Theoretically speaking, as long as we are given a very advanced telescope with a long enough observation time, we can scan the entire cosmic starry sky once, and then we can count all the star coefficients. Of course, this is just a theory, and in reality we cannot do it at all. Our observation of the starry sky can only be carried out within a very limited range.
The human eye’s ability to observe with the naked eye is very limited. When we stand in space and watch the universe, most of the space we see is dark. So in the dark starry sky that we see with the naked eye, is there nothing left? In order to solve this mystery, scientists used high-precision astronomical telescopes to conduct multiple observation experiments.
In 1995, scientists pointed the Hubble Space Telescope at a star area that seemed to have nothing, and began a 10-day observation. This area only occupies a 24 millionth of the entire starry sky, and it is completely dark in human observation with nothing. However, through ten days of observation, the data obtained surprised people. It turns out that this inconspicuous area has hidden as many as 4000 galaxies.
In 2003, the scientists pointed the Zhibo telescope at the sky furnace constellation. This area was smaller than the area observed last time, accounting for only one 26 millionth of the sky. After several days of observation and sorting, nearly 10,000 galaxies of different colors and sizes appeared in one photo.

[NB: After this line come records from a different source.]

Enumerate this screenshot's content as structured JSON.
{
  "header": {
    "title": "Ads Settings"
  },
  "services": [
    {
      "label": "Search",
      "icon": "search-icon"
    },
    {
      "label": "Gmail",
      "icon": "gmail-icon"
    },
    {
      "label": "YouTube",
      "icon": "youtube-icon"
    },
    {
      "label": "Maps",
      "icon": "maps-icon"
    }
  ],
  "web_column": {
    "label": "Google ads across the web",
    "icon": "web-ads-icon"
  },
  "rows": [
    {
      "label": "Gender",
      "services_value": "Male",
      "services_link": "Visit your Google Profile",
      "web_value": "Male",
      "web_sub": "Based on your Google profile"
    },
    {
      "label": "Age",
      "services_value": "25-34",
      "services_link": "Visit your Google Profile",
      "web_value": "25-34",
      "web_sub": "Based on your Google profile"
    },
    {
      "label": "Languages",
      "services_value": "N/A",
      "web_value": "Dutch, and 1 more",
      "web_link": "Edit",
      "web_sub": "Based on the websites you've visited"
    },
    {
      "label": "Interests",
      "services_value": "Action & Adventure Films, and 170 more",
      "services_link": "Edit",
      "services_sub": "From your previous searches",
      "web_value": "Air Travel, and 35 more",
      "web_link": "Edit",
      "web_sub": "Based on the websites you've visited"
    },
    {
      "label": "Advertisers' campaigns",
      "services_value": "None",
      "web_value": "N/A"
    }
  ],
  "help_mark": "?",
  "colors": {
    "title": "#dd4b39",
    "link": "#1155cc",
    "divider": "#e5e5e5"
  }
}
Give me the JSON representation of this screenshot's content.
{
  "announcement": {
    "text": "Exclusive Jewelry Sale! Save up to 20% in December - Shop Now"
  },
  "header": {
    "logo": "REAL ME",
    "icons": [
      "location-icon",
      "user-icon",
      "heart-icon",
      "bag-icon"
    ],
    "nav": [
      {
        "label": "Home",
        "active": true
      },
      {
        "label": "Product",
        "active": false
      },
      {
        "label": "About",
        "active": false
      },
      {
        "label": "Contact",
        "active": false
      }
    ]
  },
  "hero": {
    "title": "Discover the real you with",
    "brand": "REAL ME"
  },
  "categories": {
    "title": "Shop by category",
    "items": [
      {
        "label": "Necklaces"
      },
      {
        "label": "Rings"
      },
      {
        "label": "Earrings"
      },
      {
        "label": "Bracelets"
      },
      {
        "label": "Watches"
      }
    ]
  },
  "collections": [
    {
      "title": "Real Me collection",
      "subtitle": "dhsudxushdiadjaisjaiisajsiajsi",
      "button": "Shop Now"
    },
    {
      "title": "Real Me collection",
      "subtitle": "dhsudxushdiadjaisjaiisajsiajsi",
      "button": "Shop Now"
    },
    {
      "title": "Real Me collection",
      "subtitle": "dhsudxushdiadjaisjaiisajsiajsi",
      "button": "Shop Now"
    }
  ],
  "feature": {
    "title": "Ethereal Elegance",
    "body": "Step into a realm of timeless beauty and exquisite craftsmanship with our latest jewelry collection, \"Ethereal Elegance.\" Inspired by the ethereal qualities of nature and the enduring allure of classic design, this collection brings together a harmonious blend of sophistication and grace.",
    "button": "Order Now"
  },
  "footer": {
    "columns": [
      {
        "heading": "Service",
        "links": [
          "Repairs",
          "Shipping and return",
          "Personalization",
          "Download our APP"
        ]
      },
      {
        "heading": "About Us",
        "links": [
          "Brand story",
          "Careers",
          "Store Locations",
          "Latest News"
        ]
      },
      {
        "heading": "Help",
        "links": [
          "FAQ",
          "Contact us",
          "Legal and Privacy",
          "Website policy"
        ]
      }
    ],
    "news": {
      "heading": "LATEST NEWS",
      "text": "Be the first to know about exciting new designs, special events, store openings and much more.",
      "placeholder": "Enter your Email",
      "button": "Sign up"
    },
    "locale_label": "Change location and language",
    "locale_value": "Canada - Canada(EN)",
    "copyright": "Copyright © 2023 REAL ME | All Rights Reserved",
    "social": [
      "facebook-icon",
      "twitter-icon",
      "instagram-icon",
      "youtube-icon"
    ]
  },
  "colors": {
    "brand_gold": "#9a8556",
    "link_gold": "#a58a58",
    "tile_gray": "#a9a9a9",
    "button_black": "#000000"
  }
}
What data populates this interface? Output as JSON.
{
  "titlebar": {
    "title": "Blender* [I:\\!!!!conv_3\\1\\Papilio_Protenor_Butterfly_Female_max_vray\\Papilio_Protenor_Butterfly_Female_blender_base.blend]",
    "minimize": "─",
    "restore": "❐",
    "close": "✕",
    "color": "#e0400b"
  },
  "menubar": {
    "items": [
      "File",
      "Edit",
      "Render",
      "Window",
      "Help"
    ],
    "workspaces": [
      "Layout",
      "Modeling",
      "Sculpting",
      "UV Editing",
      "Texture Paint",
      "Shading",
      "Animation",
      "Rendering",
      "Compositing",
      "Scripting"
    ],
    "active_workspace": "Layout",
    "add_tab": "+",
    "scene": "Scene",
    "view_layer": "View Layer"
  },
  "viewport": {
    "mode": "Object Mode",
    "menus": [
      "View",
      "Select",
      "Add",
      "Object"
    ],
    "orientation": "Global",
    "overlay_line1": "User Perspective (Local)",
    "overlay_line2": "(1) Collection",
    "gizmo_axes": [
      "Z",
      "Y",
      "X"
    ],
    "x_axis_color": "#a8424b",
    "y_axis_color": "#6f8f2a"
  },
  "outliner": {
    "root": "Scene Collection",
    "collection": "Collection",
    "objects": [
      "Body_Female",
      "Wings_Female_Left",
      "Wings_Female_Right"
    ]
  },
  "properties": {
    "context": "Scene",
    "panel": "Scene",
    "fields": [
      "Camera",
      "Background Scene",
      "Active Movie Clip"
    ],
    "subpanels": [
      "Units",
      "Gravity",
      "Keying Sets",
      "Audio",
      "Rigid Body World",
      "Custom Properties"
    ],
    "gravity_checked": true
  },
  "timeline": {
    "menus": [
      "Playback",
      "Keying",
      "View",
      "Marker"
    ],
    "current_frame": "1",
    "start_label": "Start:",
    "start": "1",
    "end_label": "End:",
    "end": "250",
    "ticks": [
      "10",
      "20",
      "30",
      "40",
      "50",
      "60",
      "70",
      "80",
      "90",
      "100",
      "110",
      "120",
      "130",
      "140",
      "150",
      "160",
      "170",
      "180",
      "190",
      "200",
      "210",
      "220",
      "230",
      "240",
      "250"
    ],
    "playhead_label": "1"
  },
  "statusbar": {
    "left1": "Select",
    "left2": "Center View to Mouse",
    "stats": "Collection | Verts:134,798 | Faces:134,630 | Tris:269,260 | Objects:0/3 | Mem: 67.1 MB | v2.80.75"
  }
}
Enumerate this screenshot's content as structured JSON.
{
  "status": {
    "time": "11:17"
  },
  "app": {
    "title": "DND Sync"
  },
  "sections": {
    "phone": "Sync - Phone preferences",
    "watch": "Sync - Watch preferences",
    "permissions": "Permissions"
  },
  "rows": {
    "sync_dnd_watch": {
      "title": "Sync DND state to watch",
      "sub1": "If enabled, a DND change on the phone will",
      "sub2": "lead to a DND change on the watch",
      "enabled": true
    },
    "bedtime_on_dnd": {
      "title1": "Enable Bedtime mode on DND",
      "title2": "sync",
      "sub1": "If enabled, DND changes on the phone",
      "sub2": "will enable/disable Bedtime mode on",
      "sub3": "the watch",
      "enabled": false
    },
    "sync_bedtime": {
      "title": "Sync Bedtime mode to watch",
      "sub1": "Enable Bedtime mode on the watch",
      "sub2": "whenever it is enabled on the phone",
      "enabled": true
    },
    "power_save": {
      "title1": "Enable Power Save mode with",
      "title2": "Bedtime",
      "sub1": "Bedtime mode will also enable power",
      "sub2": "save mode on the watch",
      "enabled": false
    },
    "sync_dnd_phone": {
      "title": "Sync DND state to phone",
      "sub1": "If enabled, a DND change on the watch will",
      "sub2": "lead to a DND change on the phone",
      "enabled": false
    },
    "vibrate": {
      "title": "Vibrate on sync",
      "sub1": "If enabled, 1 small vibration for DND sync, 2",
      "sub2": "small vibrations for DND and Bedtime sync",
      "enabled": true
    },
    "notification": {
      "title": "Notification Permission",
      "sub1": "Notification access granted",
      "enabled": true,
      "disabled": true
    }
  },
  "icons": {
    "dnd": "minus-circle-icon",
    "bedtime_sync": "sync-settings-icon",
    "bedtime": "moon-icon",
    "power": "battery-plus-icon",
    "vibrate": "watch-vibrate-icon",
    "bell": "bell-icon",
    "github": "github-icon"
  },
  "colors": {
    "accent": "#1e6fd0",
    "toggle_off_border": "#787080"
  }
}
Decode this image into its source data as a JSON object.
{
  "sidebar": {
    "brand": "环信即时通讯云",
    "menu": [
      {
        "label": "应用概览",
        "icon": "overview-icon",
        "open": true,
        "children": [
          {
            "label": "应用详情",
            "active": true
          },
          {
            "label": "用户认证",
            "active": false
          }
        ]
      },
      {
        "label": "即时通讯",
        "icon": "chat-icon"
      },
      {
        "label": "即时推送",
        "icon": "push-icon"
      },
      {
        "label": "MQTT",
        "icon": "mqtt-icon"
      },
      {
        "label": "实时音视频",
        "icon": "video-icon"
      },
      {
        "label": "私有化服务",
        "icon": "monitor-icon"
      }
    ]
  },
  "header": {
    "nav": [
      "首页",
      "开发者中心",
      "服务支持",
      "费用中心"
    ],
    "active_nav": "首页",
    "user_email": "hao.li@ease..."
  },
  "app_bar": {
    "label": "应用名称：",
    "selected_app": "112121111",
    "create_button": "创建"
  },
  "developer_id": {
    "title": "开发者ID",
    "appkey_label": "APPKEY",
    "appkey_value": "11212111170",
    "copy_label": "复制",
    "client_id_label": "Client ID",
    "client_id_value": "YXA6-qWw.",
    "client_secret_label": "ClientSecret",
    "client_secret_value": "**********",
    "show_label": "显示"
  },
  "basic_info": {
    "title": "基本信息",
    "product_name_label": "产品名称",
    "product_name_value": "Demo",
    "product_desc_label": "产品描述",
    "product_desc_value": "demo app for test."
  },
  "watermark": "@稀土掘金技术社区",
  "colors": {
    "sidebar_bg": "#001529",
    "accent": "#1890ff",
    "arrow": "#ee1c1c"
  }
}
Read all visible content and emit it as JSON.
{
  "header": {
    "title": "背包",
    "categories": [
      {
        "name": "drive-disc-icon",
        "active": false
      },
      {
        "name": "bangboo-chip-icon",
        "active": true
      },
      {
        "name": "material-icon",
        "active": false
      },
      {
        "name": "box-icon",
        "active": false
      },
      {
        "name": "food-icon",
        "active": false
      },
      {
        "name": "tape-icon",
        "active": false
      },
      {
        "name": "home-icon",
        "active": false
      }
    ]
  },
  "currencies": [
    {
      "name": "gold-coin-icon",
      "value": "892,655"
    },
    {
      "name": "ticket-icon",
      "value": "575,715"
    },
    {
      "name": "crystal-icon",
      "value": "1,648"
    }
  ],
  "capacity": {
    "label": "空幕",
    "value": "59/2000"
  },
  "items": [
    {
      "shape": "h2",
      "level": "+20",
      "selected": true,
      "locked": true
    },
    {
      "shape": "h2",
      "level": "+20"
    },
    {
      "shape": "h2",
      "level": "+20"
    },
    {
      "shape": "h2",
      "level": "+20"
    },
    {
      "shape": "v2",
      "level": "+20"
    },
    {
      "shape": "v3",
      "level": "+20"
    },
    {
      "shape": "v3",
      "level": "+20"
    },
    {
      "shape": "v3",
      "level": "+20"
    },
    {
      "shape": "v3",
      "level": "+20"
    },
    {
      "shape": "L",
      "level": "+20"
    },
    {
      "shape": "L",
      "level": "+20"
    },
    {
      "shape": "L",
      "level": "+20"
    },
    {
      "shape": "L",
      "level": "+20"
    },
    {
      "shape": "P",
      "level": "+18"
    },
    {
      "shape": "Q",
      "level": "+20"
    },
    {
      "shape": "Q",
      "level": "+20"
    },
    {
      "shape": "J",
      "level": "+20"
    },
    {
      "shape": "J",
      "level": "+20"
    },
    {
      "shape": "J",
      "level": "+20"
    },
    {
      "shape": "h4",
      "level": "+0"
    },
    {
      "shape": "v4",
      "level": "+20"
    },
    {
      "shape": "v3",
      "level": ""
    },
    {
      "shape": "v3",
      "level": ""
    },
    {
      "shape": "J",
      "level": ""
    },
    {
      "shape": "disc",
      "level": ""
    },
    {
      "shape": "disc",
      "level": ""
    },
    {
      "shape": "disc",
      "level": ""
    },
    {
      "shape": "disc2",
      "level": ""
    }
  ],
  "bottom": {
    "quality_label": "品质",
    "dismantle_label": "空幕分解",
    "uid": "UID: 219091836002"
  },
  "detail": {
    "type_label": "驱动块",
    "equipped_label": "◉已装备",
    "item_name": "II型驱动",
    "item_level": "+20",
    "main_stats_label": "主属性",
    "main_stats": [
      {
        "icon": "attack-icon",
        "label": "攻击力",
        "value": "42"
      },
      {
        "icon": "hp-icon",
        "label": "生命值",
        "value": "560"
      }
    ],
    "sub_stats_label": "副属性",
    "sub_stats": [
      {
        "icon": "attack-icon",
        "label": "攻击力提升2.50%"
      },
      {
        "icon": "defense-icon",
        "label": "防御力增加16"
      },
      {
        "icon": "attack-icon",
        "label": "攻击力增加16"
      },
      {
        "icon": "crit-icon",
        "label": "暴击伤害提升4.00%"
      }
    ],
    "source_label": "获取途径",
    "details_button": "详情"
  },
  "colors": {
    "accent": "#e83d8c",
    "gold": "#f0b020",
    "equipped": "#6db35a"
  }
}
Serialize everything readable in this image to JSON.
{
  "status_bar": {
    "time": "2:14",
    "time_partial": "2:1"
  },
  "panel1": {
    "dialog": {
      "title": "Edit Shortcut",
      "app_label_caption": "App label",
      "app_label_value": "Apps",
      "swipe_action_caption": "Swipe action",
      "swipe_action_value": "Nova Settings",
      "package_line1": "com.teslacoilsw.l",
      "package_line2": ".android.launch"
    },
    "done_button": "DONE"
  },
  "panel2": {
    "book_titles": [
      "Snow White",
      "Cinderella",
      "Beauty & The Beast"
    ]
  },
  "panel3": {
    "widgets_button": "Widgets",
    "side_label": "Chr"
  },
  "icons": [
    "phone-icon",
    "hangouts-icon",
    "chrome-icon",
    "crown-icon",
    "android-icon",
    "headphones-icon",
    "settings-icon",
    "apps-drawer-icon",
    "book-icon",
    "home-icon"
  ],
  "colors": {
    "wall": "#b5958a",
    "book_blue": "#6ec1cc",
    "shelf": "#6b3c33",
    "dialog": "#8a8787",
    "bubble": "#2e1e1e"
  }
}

Hubble’s last deep-space observation was in 2012. The scope of this observation was much smaller than the previous two, accounting for only one-third of the entire starry sky. It is this area the size of a needle eye. After 23 days of long observation, a stunning photo was also obtained, in which more than 5,500 galaxies appeared.
Through three observations, we can see that there are a large number of galaxies hidden in a dark starry sky region in our naked eyes, and these galaxies are basically large galaxies similar to the Milky Way. There are hundreds of billions of stars in every “Milky Way”, and the number of planets is even harder to count.
So how many galaxies are there in the current observable range? At the beginning, scientists estimated that it was 176 billion. Later, scientists at the University of Nottingham in the United Kingdom designed a virtual universe in a computer, which was based on the Big Bang theory and added various physical parameters and mathematical models.
Through the calculation of this virtual universe, there are at least 2 trillion galaxies within the observable range of 93 billion.
These galaxies are just a current number. Since the universe was born, galaxies have been in constant motion, swallowing and merging are also progressing, so the number and density of star coefficients in the early stage of the universe are much greater than it is now. Of course, the amount of star coefficients we currently observe is only a tiny part of the entire starry sky. In fact, due to the obstruction of cosmic dust, many stars are very dim. In addition to the distance factor, we cannot observe them.
Therefore, the astronomical telescope continuously observes a small area, and the amount of star coefficients obtained is only part, not all. With the continuous advancement of human science and technology, we will be able to observe more galaxies after more powerful starry sky telescopes are available in the future. I believe that as long as human beings continue to work hard, one day, we can observe all galaxies in the entire universe, and even the starry sky outside the observable universe. We can also observe them in other ways.
It’s just that, as our observing capabilities continue to improve, we have more and more understanding of the universe, and we feel more and more insignificant. Although our observation range is very far and wide, there is still a long way to go before we go to the field for exploration. After all, we have not even gone out of a small solar system.